The formula (a – b)² can be expanded using the distributive property of multiplication over addition. It can be written as:
(a – b)² = a² – 2ab + b²
This property allows us to simplify complex expressions and perform calculations more efficiently.
Applications of (a – b)²
Now that we have a solid understanding of (a – b)² and its properties, let’s explore its applications in various fields:
1. Algebra
(a – b)² finds extensive use in algebraic equations and simplifications. It allows us to expand and simplify expressions, making complex calculations more manageable. For example, consider the equation:
(x – 3)² = 25
By expanding (x – 3)², we get:
x² – 6x + 9 = 25
Solving this equation further leads to the determination of the value(s) of ‘x’.
2. Geometry
In geometry, (a – b)² plays a crucial role in calculating areas and perimeters of various shapes. For instance, consider a square with side length ‘a’ and another square with side length ‘b’. The area of the shaded region between the two squares can be calculated using (a – b)².
Similarly, (a – b)² is used to find the difference between the areas of two concentric circles with radii ‘a’ and ‘b’. This concept is particularly useful in geometry problems involving circles and annuli.
3. Physics
Physics heavily relies on mathematical formulas to describe natural phenomena. (a – b)² finds applications in physics equations, especially those involving energy, force, and motion. For example, the formula for kinetic energy, KE = ½mv², can be derived using (a – b)².
Additionally, (a – b)² is used in equations related to gravitational potential energy, such as the formula for the potential energy of an object near the Earth’s surface, PE = mgh, where ‘h’ represents the height difference.
4. Finance
The world of finance also benefits from the power of (a – b)². This formula is used in various financial calculations, such as determining the variance and standard deviation of investment returns. By calculating the square of the difference between actual returns and expected returns, financial analysts gain insights into the volatility and risk associated with investments.

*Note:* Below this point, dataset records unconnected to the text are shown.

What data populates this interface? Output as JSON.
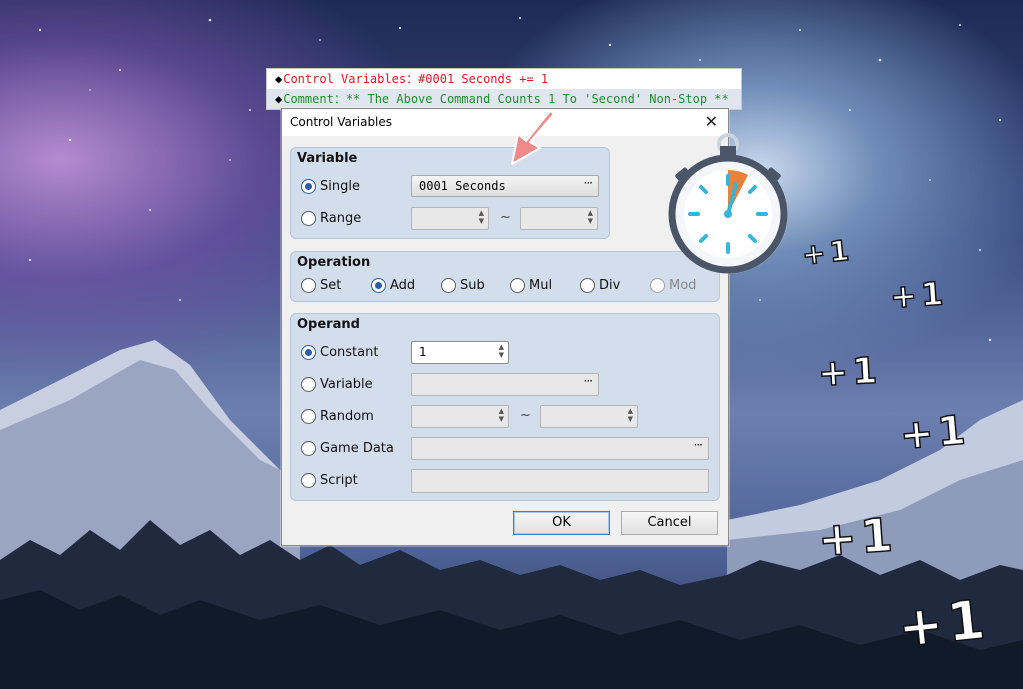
{
  "command_list": {
    "lines": [
      {
        "label": "Control Variables",
        "text": "：#0001 Seconds += 1",
        "color": "#d02020"
      },
      {
        "label": "Comment",
        "text": "：** The Above Command Counts 1 To 'Second' Non-Stop **",
        "color": "#1f8f2f"
      }
    ],
    "bullet": "◆"
  },
  "dialog": {
    "title": "Control Variables",
    "close_icon": "close-icon",
    "variable": {
      "title": "Variable",
      "single_label": "Single",
      "single_value": "0001 Seconds",
      "range_label": "Range",
      "range_sep": "~",
      "selected": "Single"
    },
    "operation": {
      "title": "Operation",
      "options": [
        "Set",
        "Add",
        "Sub",
        "Mul",
        "Div",
        "Mod"
      ],
      "selected": "Add",
      "disabled": [
        "Mod"
      ]
    },
    "operand": {
      "title": "Operand",
      "constant_label": "Constant",
      "constant_value": "1",
      "variable_label": "Variable",
      "random_label": "Random",
      "random_sep": "~",
      "game_data_label": "Game Data",
      "script_label": "Script",
      "selected": "Constant"
    },
    "ok_label": "OK",
    "cancel_label": "Cancel",
    "browse_glyph": "···"
  },
  "decorations": {
    "stopwatch_icon": "stopwatch-icon",
    "arrow_icon": "pointer-arrow-icon",
    "plus_one_text": "+1",
    "accent": "#e8813a",
    "arrow_color": "#f08a8a"
  }
}
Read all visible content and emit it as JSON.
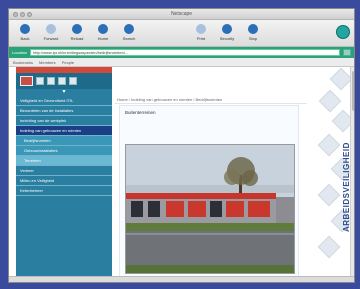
{
  "window": {
    "title": "Netscape"
  },
  "toolbar": {
    "buttons": [
      {
        "label": "Back",
        "icon": "back-arrow-icon"
      },
      {
        "label": "Forward",
        "icon": "forward-arrow-icon"
      },
      {
        "label": "Reload",
        "icon": "reload-icon"
      },
      {
        "label": "Home",
        "icon": "home-icon"
      },
      {
        "label": "Search",
        "icon": "search-icon"
      },
      {
        "label": "Print",
        "icon": "print-icon"
      },
      {
        "label": "Security",
        "icon": "lock-icon"
      },
      {
        "label": "Stop",
        "icon": "stop-icon"
      }
    ]
  },
  "addressbar": {
    "label": "Location",
    "url": "http://www.ipr.nl/inrichtingsaspecten/bedrijfsruimten/..."
  },
  "favbar": {
    "items": [
      "Bookmarks",
      "Members",
      "People"
    ]
  },
  "nav": {
    "items": [
      {
        "label": "Veiligheid en Gezondheid ITIL",
        "style": "normal"
      },
      {
        "label": "Beoordelen van de installaties",
        "style": "normal"
      },
      {
        "label": "Inrichting van de werkplek",
        "style": "normal"
      },
      {
        "label": "Indeling van gebouwen en ruimten",
        "style": "active"
      },
      {
        "label": "Bedrijfsruimten",
        "style": "sub"
      },
      {
        "label": "Gebouwinstallaties",
        "style": "sub"
      },
      {
        "label": "Terreinen",
        "style": "sub"
      },
      {
        "label": "Verkeer",
        "style": "normal"
      },
      {
        "label": "Milieu en Veiligheid",
        "style": "normal"
      },
      {
        "label": "Ketenbeheer",
        "style": "normal"
      }
    ]
  },
  "breadcrumb": "Home / Indeling van gebouwen en ruimten / Bedrijfsruimten",
  "main": {
    "section_title": "Buitenterreinen"
  },
  "deco": {
    "vertical_text": "ARBEIDSVEILIGHEID"
  },
  "status": {
    "text": ""
  },
  "colors": {
    "frame_bg": "#3a4a9c",
    "nav_bg": "#2a7fa0",
    "nav_active": "#1b3f86",
    "accent_red": "#d24a3c",
    "address_green": "#2aa37d"
  }
}
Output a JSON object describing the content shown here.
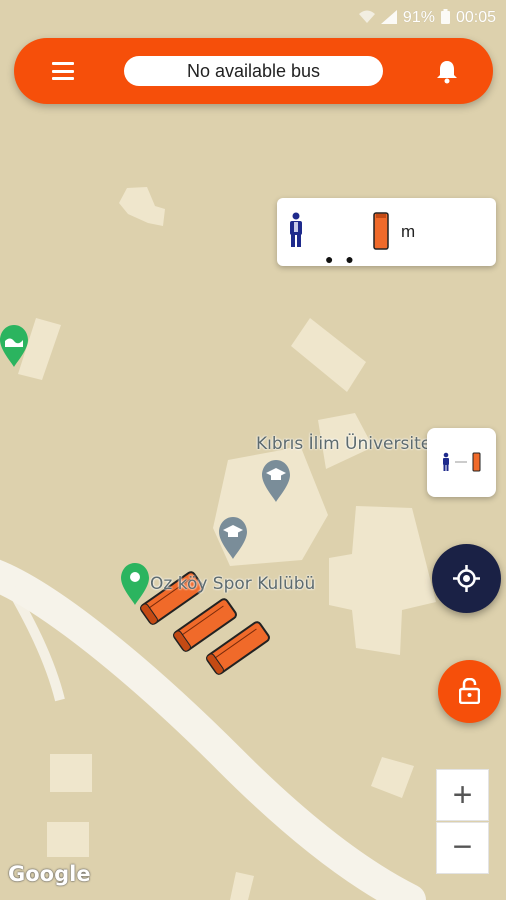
{
  "status_bar": {
    "battery": "91%",
    "time": "00:05"
  },
  "top_bar": {
    "status_text": "No available bus"
  },
  "distance_card": {
    "unit": "m",
    "loading": "● ●"
  },
  "map": {
    "labels": {
      "university": "Kıbrıs İlim Üniversite",
      "sports_club": "Oz  köy Spor Kulübü"
    },
    "attribution": "Google"
  },
  "zoom": {
    "in_label": "+",
    "out_label": "−"
  },
  "colors": {
    "accent": "#f64f0a",
    "map_land": "#ddd1ad",
    "locate_button": "#1a2145",
    "bus": "#f06a2a",
    "person": "#1e2a8c"
  },
  "icons": [
    "menu-icon",
    "bell-icon",
    "person-icon",
    "bus-icon",
    "crosshair-icon",
    "unlock-icon",
    "map-pin-icon"
  ]
}
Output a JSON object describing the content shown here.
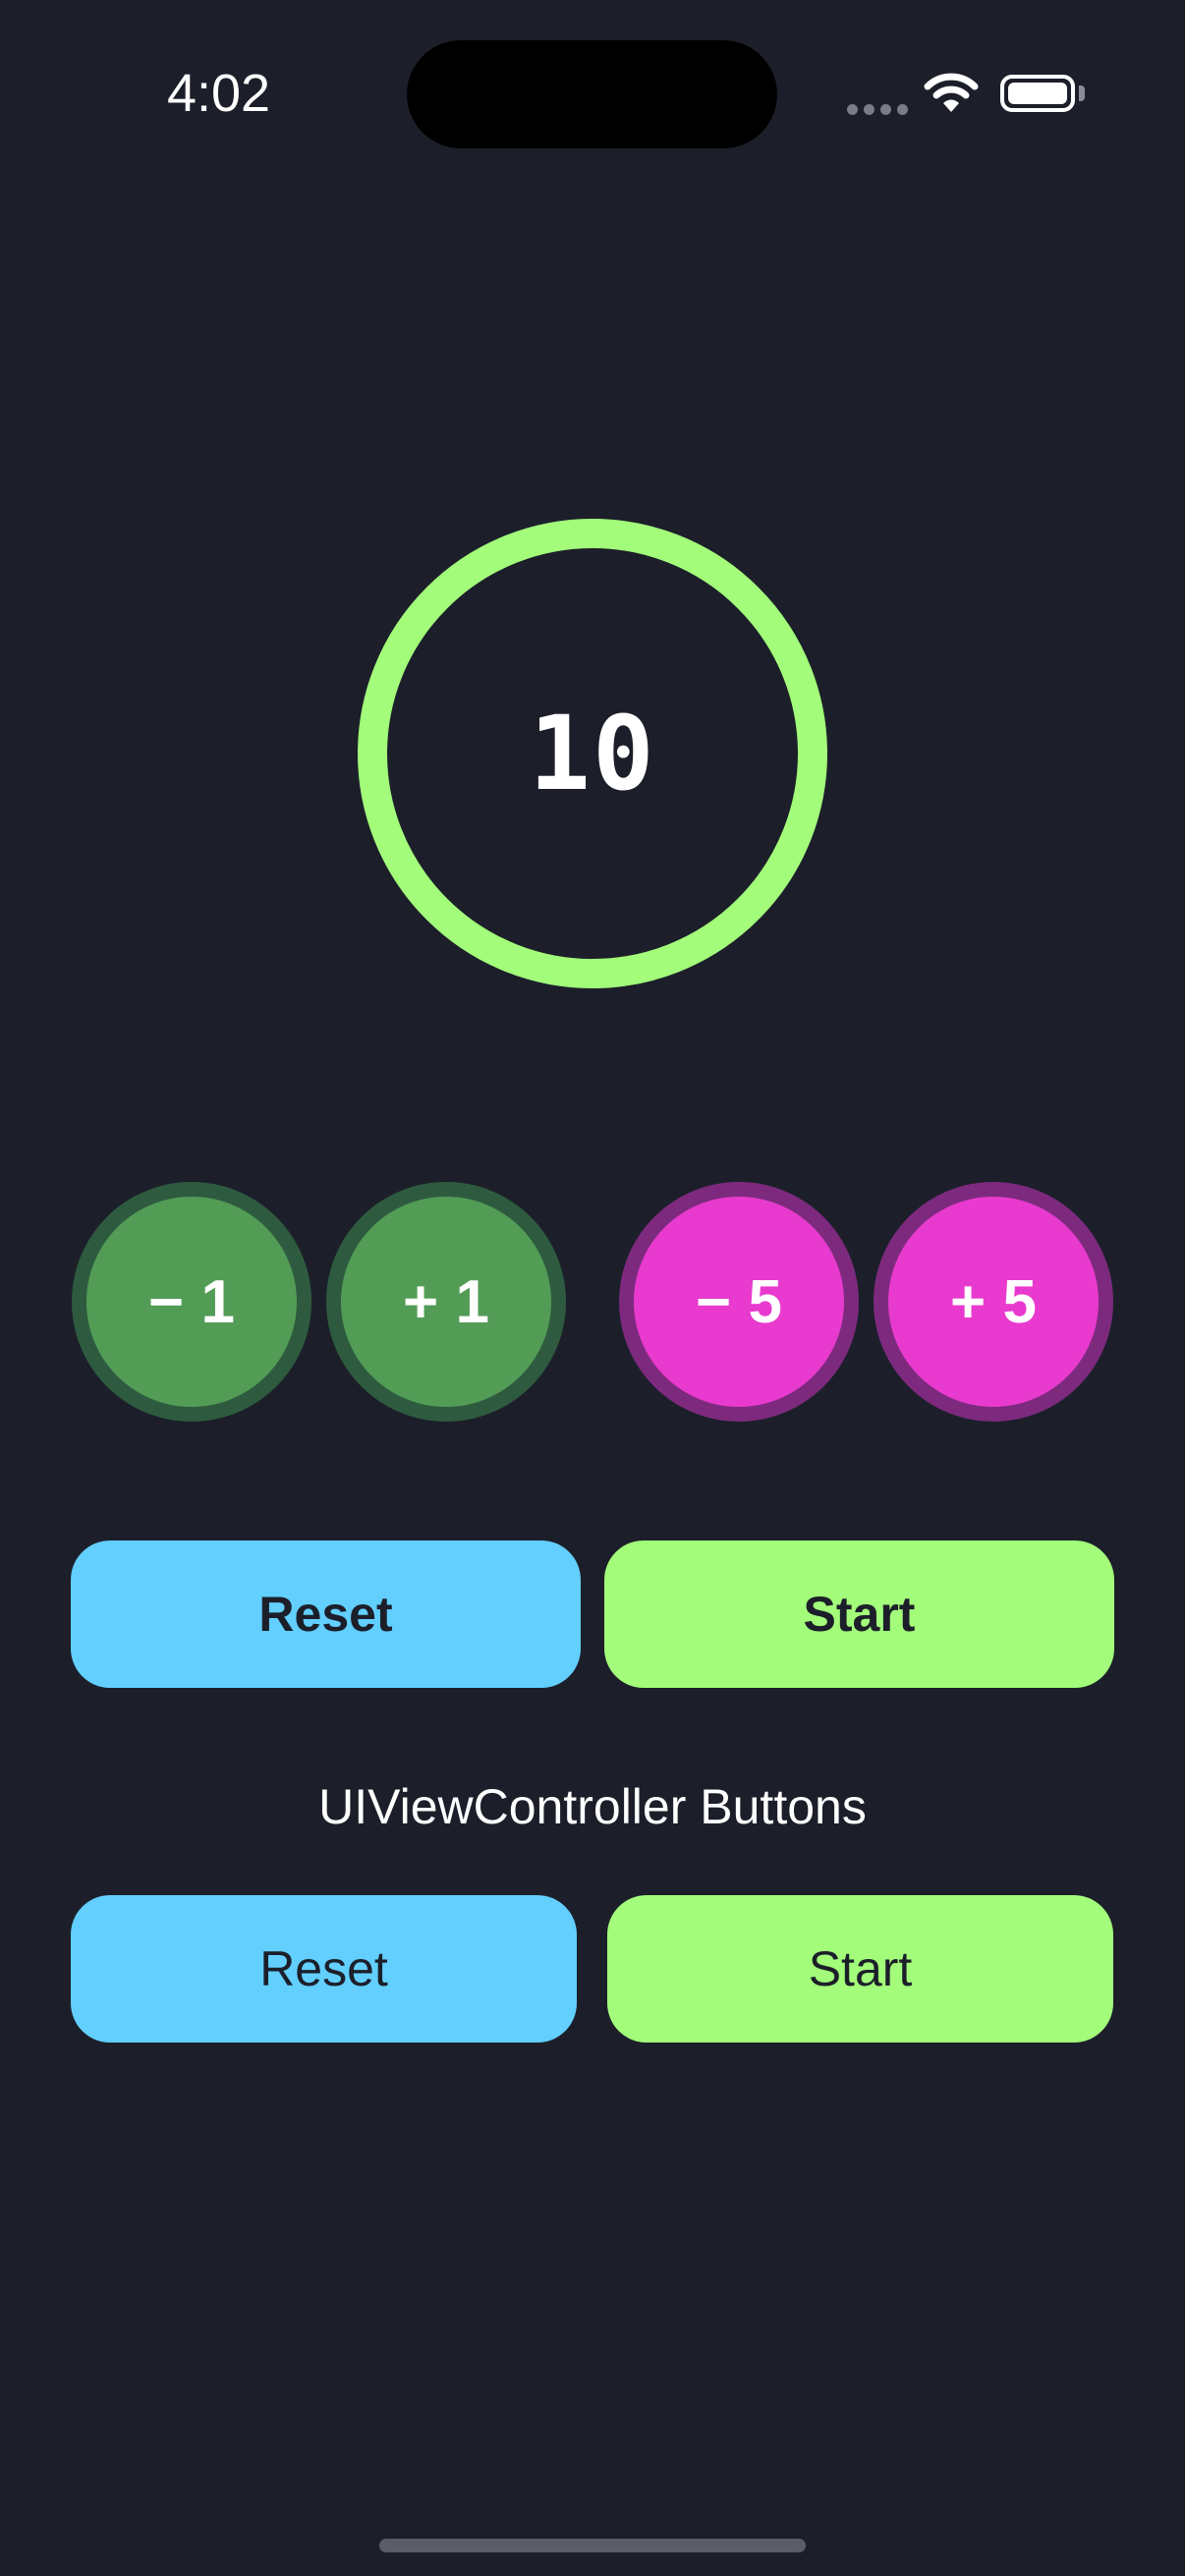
{
  "status_bar": {
    "time": "4:02",
    "icons": [
      "cellular-signal-icon",
      "wifi-icon",
      "battery-icon"
    ]
  },
  "counter": {
    "value": "10",
    "ring_color": "#a3fd7a"
  },
  "step_buttons": [
    {
      "label": "− 1",
      "color": "#529c56"
    },
    {
      "label": "+ 1",
      "color": "#529c56"
    },
    {
      "label": "− 5",
      "color": "#e83ace"
    },
    {
      "label": "+ 5",
      "color": "#e83ace"
    }
  ],
  "primary_buttons": {
    "reset_label": "Reset",
    "start_label": "Start",
    "reset_color": "#62cffe",
    "start_color": "#a3fd7a"
  },
  "uiviewcontroller_section": {
    "heading": "UIViewController Buttons",
    "reset_label": "Reset",
    "start_label": "Start"
  },
  "colors": {
    "background": "#1c1f2a"
  }
}
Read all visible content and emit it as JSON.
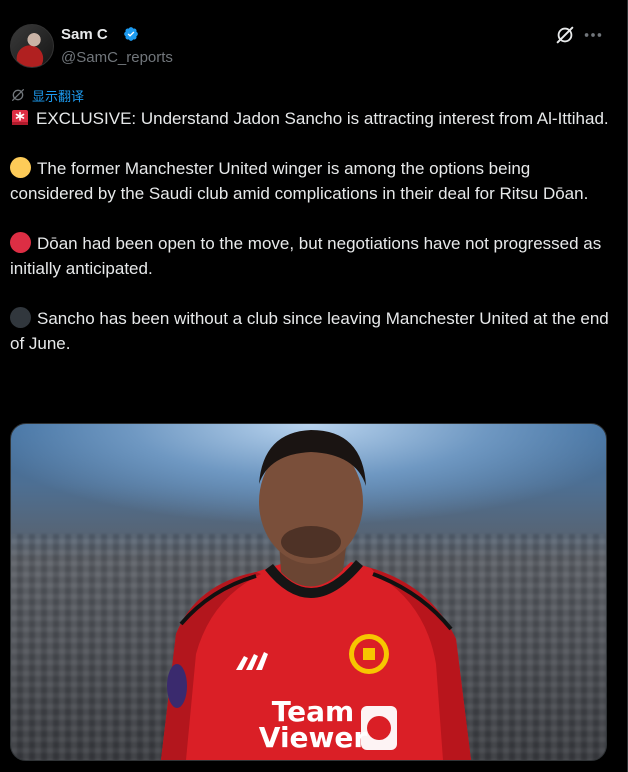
{
  "author": {
    "name": "Sam C",
    "handle": "@SamC_reports",
    "verified": true
  },
  "actions": {
    "grok_icon": "grok-icon",
    "more_icon": "more-icon"
  },
  "translate": {
    "label": "显示翻译"
  },
  "tweet": {
    "p1": "EXCLUSIVE: Understand Jadon Sancho is attracting interest from Al-Ittihad.",
    "p2": "The former Manchester United winger is among the options being considered by the Saudi club amid complications in their deal for Ritsu Dōan.",
    "p3": "Dōan had been open to the move, but negotiations have not progressed as initially anticipated.",
    "p4": "Sancho has been without a club since leaving Manchester United at the end of June."
  },
  "emojis": {
    "p1": "siren",
    "p2": "yellow-circle",
    "p3": "red-circle",
    "p4": "black-circle"
  },
  "media": {
    "shirt_text_line1": "Team",
    "shirt_text_line2": "Viewer"
  },
  "colors": {
    "background": "#000000",
    "text": "#e7e9ea",
    "muted": "#71767b",
    "link": "#1d9bf0",
    "verified": "#1d9bf0",
    "yellow_circle": "#fdcb58",
    "red_circle": "#dd2e44",
    "black_circle": "#31373d"
  }
}
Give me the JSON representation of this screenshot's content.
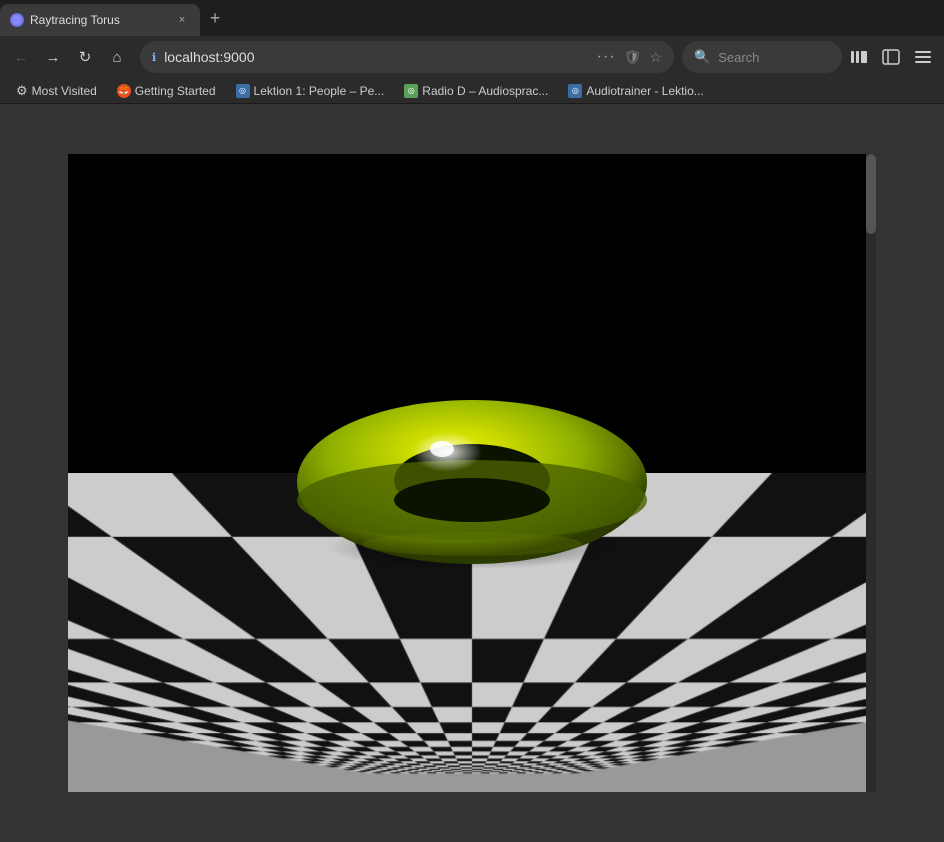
{
  "titlebar": {
    "tab": {
      "favicon_color": "#8866cc",
      "title": "Raytracing Torus",
      "close_label": "×"
    },
    "new_tab_label": "+"
  },
  "navbar": {
    "back_label": "←",
    "forward_label": "→",
    "reload_label": "↻",
    "home_label": "⌂",
    "address": "localhost:9000",
    "dots_label": "···",
    "search_placeholder": "Search",
    "bookmarks_label": "≡",
    "sidebar_label": "⊡",
    "menu_label": "≡"
  },
  "bookmarks": [
    {
      "label": "Most Visited",
      "icon": "gear",
      "favicon_bg": "transparent"
    },
    {
      "label": "Getting Started",
      "icon": "firefox",
      "favicon_bg": "#e84e1c"
    },
    {
      "label": "Lektion 1: People – Pe...",
      "icon": "custom",
      "favicon_bg": "#3a6ea5"
    },
    {
      "label": "Radio D – Audiosprac...",
      "icon": "custom",
      "favicon_bg": "#5aa05a"
    },
    {
      "label": "Audiotrainer - Lektio...",
      "icon": "custom",
      "favicon_bg": "#3a6ea5"
    }
  ],
  "canvas": {
    "bg_color": "#000000",
    "torus_color_main": "#8db000",
    "torus_color_highlight": "#d4e800",
    "torus_color_shadow": "#4a5e00"
  }
}
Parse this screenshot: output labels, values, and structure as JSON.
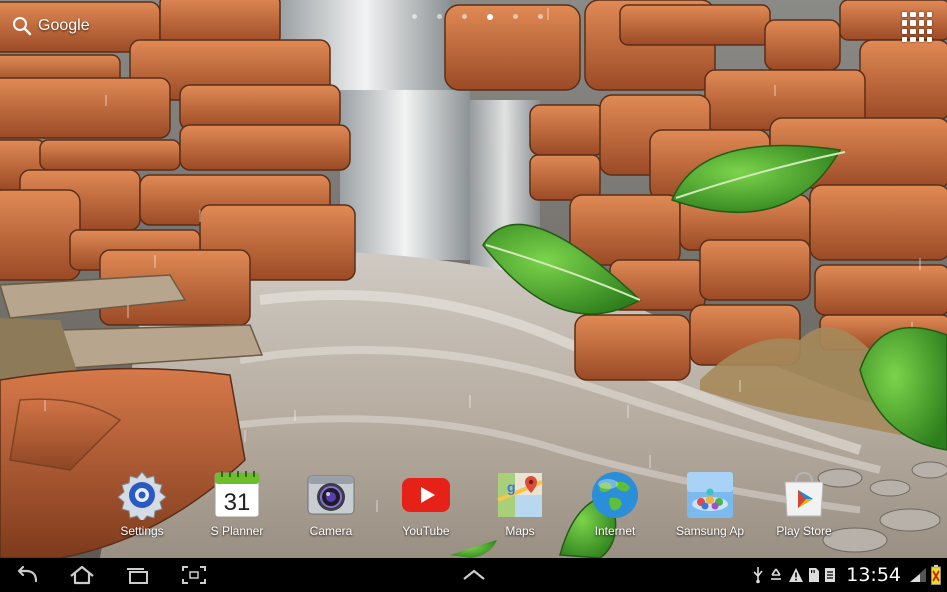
{
  "search": {
    "label": "Google"
  },
  "home_pages": {
    "count": 6,
    "active": 3
  },
  "dock": {
    "apps": [
      {
        "label": "Settings",
        "icon": "settings-gear-icon"
      },
      {
        "label": "S Planner",
        "icon": "calendar-icon",
        "badge": "31"
      },
      {
        "label": "Camera",
        "icon": "camera-icon"
      },
      {
        "label": "YouTube",
        "icon": "youtube-play-icon"
      },
      {
        "label": "Maps",
        "icon": "maps-pin-icon"
      },
      {
        "label": "Internet",
        "icon": "globe-icon"
      },
      {
        "label": "Samsung Ap",
        "icon": "samsung-apps-icon"
      },
      {
        "label": "Play Store",
        "icon": "play-store-icon"
      }
    ]
  },
  "navbar": {
    "buttons": [
      "back-icon",
      "home-icon",
      "recent-apps-icon",
      "screenshot-icon",
      "up-arrow-icon"
    ],
    "status_icons": [
      "usb-icon",
      "recycle-icon",
      "warning-icon",
      "sd-card-icon",
      "download-icon",
      "signal-icon",
      "battery-icon"
    ],
    "clock": "13:54"
  },
  "colors": {
    "navbar": "#000000",
    "rock": "#c8673a",
    "water": "#d8d4cf",
    "leaf": "#3f9a2b"
  }
}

5. Computer Science
In computer science, (a – b)² finds applications in algorithms and programming. It is often used to calculate the Euclidean distance between two points in ndimensional space. By taking the square root of (a – b)², the distance between the points can be determined.
Q&A
1. What is the difference between (a – b)² and a² – b²?
(a – b)² represents the square of the difference between ‘a’ and ‘b’, while a² – b² represents the difference of squares. The former expands to a² – 2ab + b², whereas the latter expands to (a + b)(a – b).
2. Can (a – b)² be negative?
No, (a – b)² cannot be negative. The square of any real number is always nonnegative, including (a – b)².
3. How is (a – b)² related to the Pythagorean theorem?
The Pythagorean theorem states that in a rightangled triangle, the square of the hypotenuse is equal to the sum of the squares of the other two sides. This theorem can be represented using (a – b)² as well. For example, if ‘a’ and ‘b’ represent the lengths of the two shorter sides, then (a – b)² equals the square of the hypotenuse.
4. Are there any reallife applications of (a – b)²?
Yes, (a – b)² has numerous reallife applications. It is used in fields such as engineering, architecture, statistics, and economics. For instance, in engineering, (a – b)² is used to calculate the difference between predicted and actual values, helping engineers analyze the accuracy of their models.